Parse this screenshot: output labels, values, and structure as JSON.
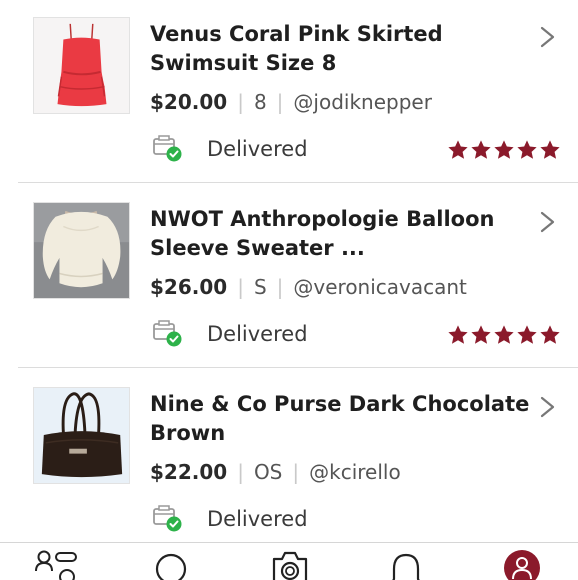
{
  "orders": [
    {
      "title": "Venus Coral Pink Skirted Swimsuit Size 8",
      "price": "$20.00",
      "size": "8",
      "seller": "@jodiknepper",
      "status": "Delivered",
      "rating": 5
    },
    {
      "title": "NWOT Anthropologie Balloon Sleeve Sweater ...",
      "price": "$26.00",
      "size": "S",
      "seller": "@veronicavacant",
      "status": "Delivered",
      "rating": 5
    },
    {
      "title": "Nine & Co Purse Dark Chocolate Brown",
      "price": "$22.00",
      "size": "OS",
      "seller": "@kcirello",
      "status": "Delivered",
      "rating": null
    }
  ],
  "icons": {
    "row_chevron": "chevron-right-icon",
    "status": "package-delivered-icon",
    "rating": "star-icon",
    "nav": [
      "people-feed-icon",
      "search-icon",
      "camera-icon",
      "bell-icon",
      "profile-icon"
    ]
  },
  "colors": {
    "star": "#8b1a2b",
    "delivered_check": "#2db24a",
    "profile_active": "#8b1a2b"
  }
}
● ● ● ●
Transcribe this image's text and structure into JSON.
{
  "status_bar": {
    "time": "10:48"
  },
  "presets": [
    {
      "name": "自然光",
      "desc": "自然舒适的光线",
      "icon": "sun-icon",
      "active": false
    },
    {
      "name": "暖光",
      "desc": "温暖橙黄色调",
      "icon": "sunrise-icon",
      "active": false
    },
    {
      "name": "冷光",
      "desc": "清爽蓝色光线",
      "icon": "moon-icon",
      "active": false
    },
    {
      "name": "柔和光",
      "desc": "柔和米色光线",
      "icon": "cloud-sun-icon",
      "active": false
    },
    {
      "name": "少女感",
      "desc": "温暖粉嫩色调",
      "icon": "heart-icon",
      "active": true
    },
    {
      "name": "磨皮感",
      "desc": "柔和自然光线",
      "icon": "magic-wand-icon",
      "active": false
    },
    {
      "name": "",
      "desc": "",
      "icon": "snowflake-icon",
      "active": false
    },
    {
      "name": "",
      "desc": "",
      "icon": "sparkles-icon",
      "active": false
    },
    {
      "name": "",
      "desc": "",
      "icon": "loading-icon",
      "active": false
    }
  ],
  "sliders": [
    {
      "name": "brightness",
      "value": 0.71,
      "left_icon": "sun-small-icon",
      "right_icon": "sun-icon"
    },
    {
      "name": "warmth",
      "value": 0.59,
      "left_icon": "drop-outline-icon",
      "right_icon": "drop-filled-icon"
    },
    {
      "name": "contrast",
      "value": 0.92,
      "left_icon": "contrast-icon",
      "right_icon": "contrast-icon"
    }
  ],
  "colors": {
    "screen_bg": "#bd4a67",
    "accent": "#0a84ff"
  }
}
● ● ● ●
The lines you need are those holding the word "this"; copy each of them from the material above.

Parse this screenshot: output labels, values, and structure as JSON.
Transcribe this image's text and structure into JSON.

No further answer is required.